One of the primary things for which our churches are noted is the Lord's Table. Every Lord's day congregations around the world meet together to break bread and drink the fruit of the vine. It is a noble activity, supported and encouraged by the Word of God. Here we commune with the body and blood of our Lord (1 Cor. 10:16). We also proclaim the Lord's until He come (1 Cor. 11:26). Personal dedication takes place at this table, because we cannot drink the cup of the Lord and the cup of devils (1 Cor. 10:21).

In spite of these things, our churches are not known for clear and forthright teachings and meditations around the Lord's table. My experience has confirmed that, as a rule, we have some very unacceptable presentations at this time. Often nothing at all is said, and people that are visiting do not even know what is happening. Although most of our churches are not advocates of "closed communion," that is, for all practical purposes, what we practice. Too often, prayers said at the table cannot be heard by the audience, and those that can be heard are frequently not worth hearing.

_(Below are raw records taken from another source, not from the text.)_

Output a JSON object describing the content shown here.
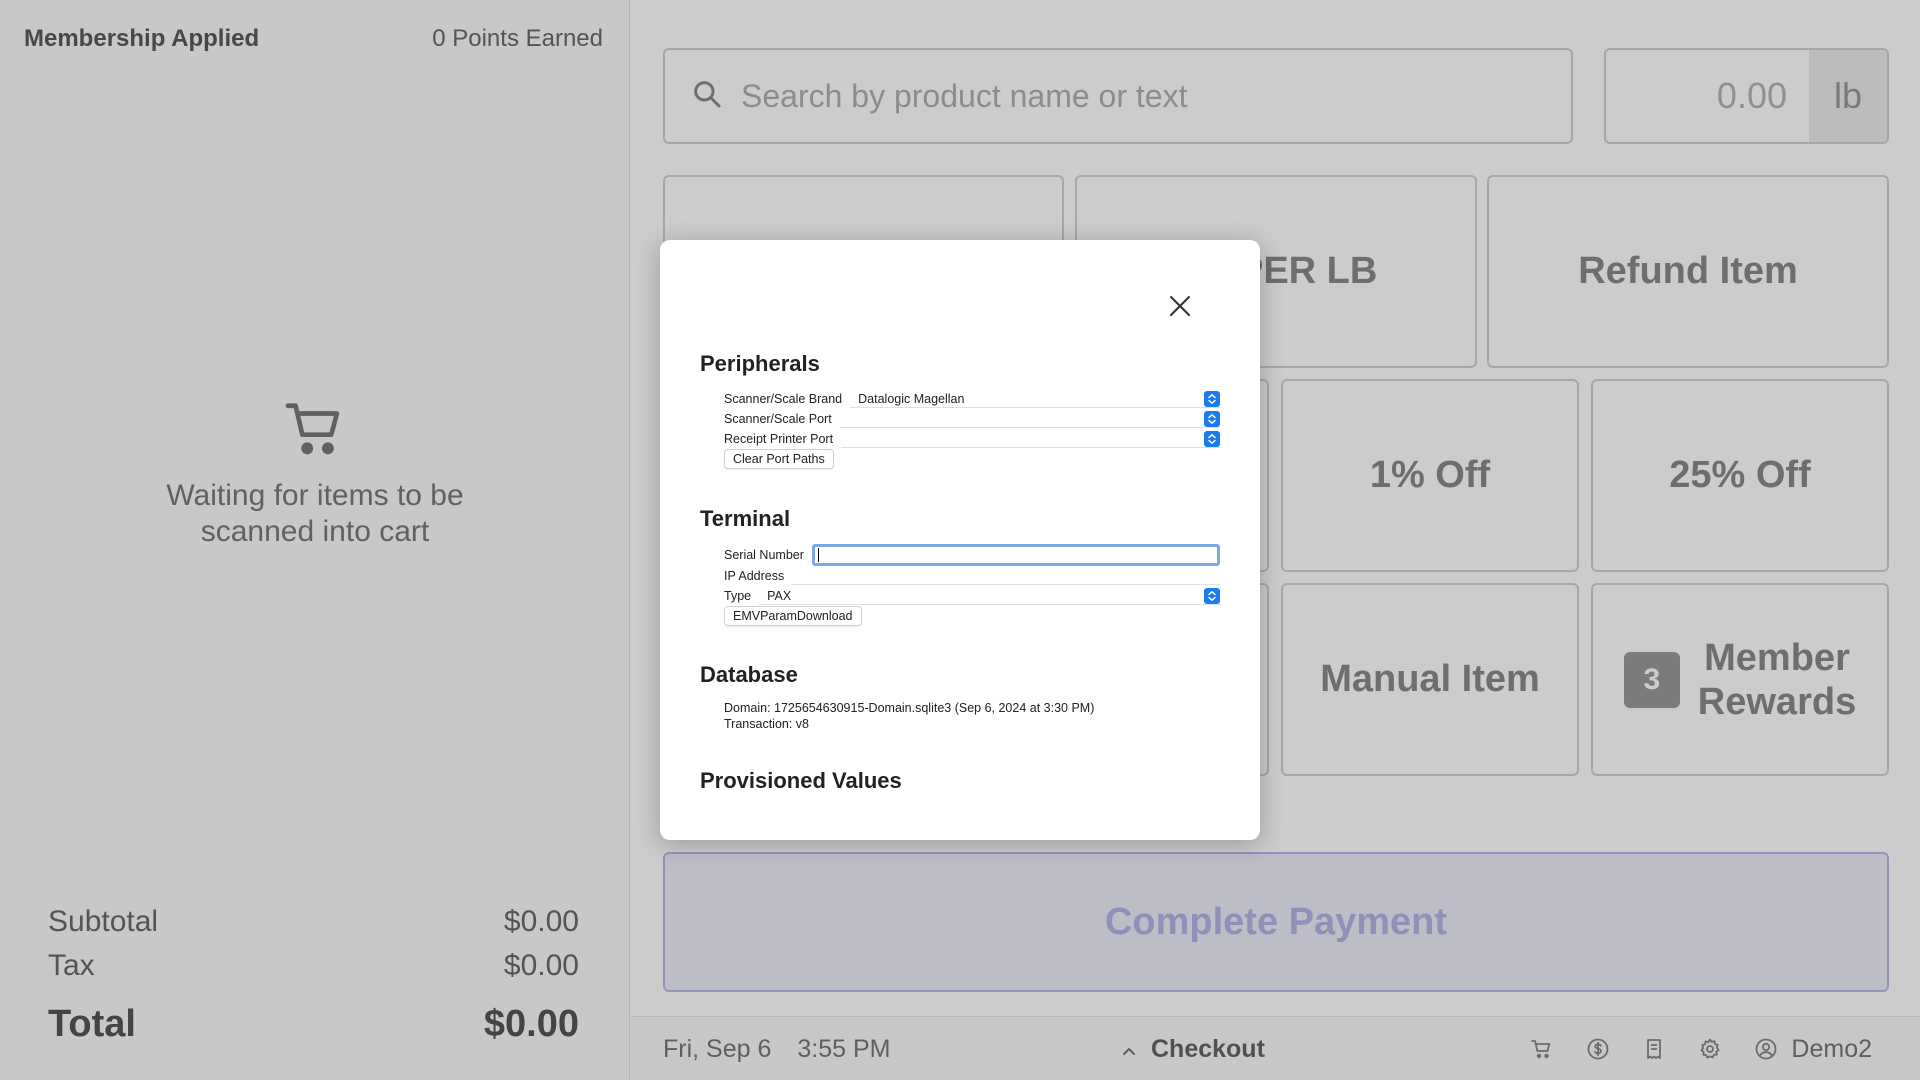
{
  "cart": {
    "membership": "Membership Applied",
    "points": "0 Points Earned",
    "empty_line1": "Waiting for items to be",
    "empty_line2": "scanned into cart",
    "subtotal_label": "Subtotal",
    "subtotal_value": "$0.00",
    "tax_label": "Tax",
    "tax_value": "$0.00",
    "total_label": "Total",
    "total_value": "$0.00"
  },
  "search": {
    "placeholder": "Search by product name or text",
    "icon": "search-icon"
  },
  "weight": {
    "value": "0.00",
    "unit": "lb"
  },
  "tiles": {
    "price_per_lb": "CE PER LB",
    "refund": "Refund Item",
    "one_pct": "1% Off",
    "twenty_five_pct": "25% Off",
    "manual": "Manual Item",
    "rewards_count": "3",
    "rewards_line1": "Member",
    "rewards_line2": "Rewards"
  },
  "pay": {
    "label": "Complete Payment"
  },
  "statusbar": {
    "date": "Fri, Sep 6",
    "time": "3:55 PM",
    "checkout": "Checkout",
    "user": "Demo2",
    "icons": [
      "cart-icon",
      "dollar-icon",
      "receipt-icon",
      "gear-icon",
      "user-icon"
    ]
  },
  "modal": {
    "peripherals": {
      "title": "Peripherals",
      "scanner_brand_label": "Scanner/Scale Brand",
      "scanner_brand_value": "Datalogic Magellan",
      "scanner_port_label": "Scanner/Scale Port",
      "scanner_port_value": "",
      "printer_port_label": "Receipt Printer Port",
      "printer_port_value": "",
      "clear_button": "Clear Port Paths"
    },
    "terminal": {
      "title": "Terminal",
      "serial_label": "Serial Number",
      "serial_value": "",
      "ip_label": "IP Address",
      "ip_value": "",
      "type_label": "Type",
      "type_value": "PAX",
      "emv_button": "EMVParamDownload"
    },
    "database": {
      "title": "Database",
      "domain_line": "Domain: 1725654630915-Domain.sqlite3 (Sep 6, 2024 at 3:30 PM)",
      "transaction_line": "Transaction: v8"
    },
    "provisioned": {
      "title": "Provisioned Values"
    }
  },
  "colors": {
    "accent": "#1a7cf0",
    "pay_background": "#ededfb",
    "pay_text": "#b5b5e8"
  }
}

The Table is an excellent time to proclaim the death of our Lord. This is an activity of remembrance, and our memories of Jesus are to be stirred and challenged. Nothing should be said at this time that makes it difficult to recall our blessed Lord. Certainly nothing should be said that makes it difficult to think upon our Lord's death in our behalf. I have often had to overcome things said at the Lord's table to think upon Christ. This is not the place for a discourse on the beauty of nature, a challenge for the church to win souls, or an exhortation to have good families. These are all good things, but they are out of order at the Lord's table.